▸ **Problem to solve**
Report the number of lines in the data where the word "icon" appears, and add no other text.

Record set Start Marker

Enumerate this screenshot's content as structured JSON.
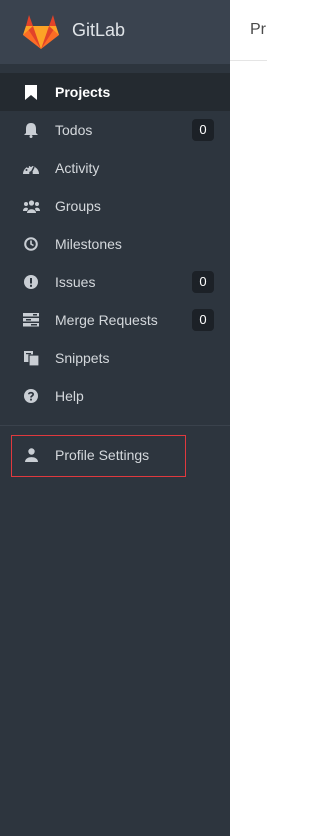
{
  "brand": {
    "name": "GitLab"
  },
  "nav": {
    "items": [
      {
        "label": "Projects",
        "icon": "bookmark-icon",
        "active": true
      },
      {
        "label": "Todos",
        "icon": "bell-icon",
        "badge": "0"
      },
      {
        "label": "Activity",
        "icon": "dashboard-icon"
      },
      {
        "label": "Groups",
        "icon": "users-icon"
      },
      {
        "label": "Milestones",
        "icon": "clock-icon"
      },
      {
        "label": "Issues",
        "icon": "exclamation-circle-icon",
        "badge": "0"
      },
      {
        "label": "Merge Requests",
        "icon": "tasks-icon",
        "badge": "0"
      },
      {
        "label": "Snippets",
        "icon": "clipboard-icon"
      },
      {
        "label": "Help",
        "icon": "question-circle-icon"
      }
    ]
  },
  "profile": {
    "label": "Profile Settings",
    "icon": "user-icon"
  },
  "header": {
    "crumb": "Pr"
  },
  "colors": {
    "sidebar_bg": "#2d353e",
    "brand_bg": "#3a434f",
    "active_bg": "#242a30",
    "highlight_border": "#e0393e",
    "logo_orange": "#fc6d26"
  }
}
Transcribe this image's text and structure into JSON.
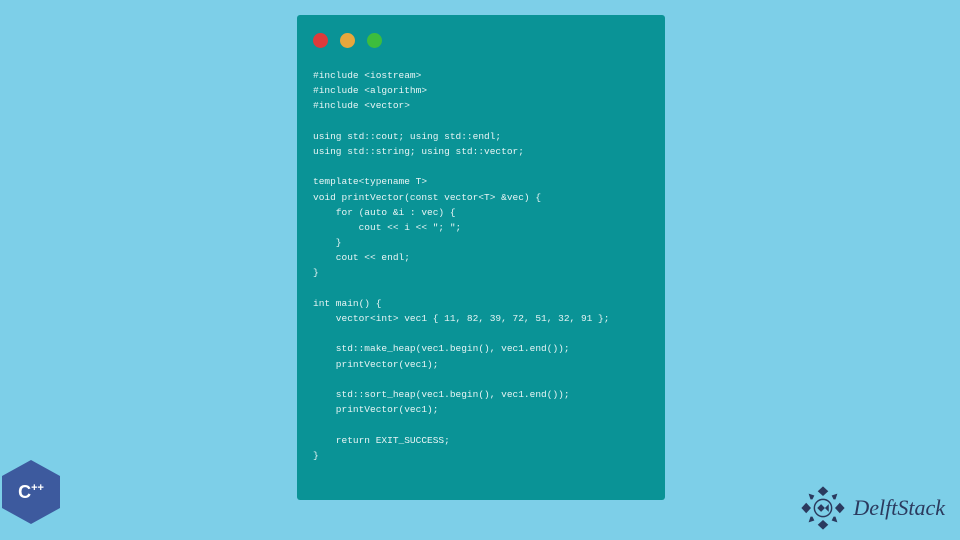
{
  "code": {
    "lines": "#include <iostream>\n#include <algorithm>\n#include <vector>\n\nusing std::cout; using std::endl;\nusing std::string; using std::vector;\n\ntemplate<typename T>\nvoid printVector(const vector<T> &vec) {\n    for (auto &i : vec) {\n        cout << i << \"; \";\n    }\n    cout << endl;\n}\n\nint main() {\n    vector<int> vec1 { 11, 82, 39, 72, 51, 32, 91 };\n\n    std::make_heap(vec1.begin(), vec1.end());\n    printVector(vec1);\n\n    std::sort_heap(vec1.begin(), vec1.end());\n    printVector(vec1);\n\n    return EXIT_SUCCESS;\n}"
  },
  "logos": {
    "cpp_label": "C",
    "cpp_plus": "++",
    "delft_label": "DelftStack"
  },
  "colors": {
    "background": "#7dcfe8",
    "window": "#0a9396",
    "dot_red": "#dd3b3b",
    "dot_yellow": "#e8a73c",
    "dot_green": "#3dbd3d",
    "cpp_hex": "#3d5a9e",
    "delft_text": "#2b3a5e"
  }
}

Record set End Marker

▸ **Exercise solution**
10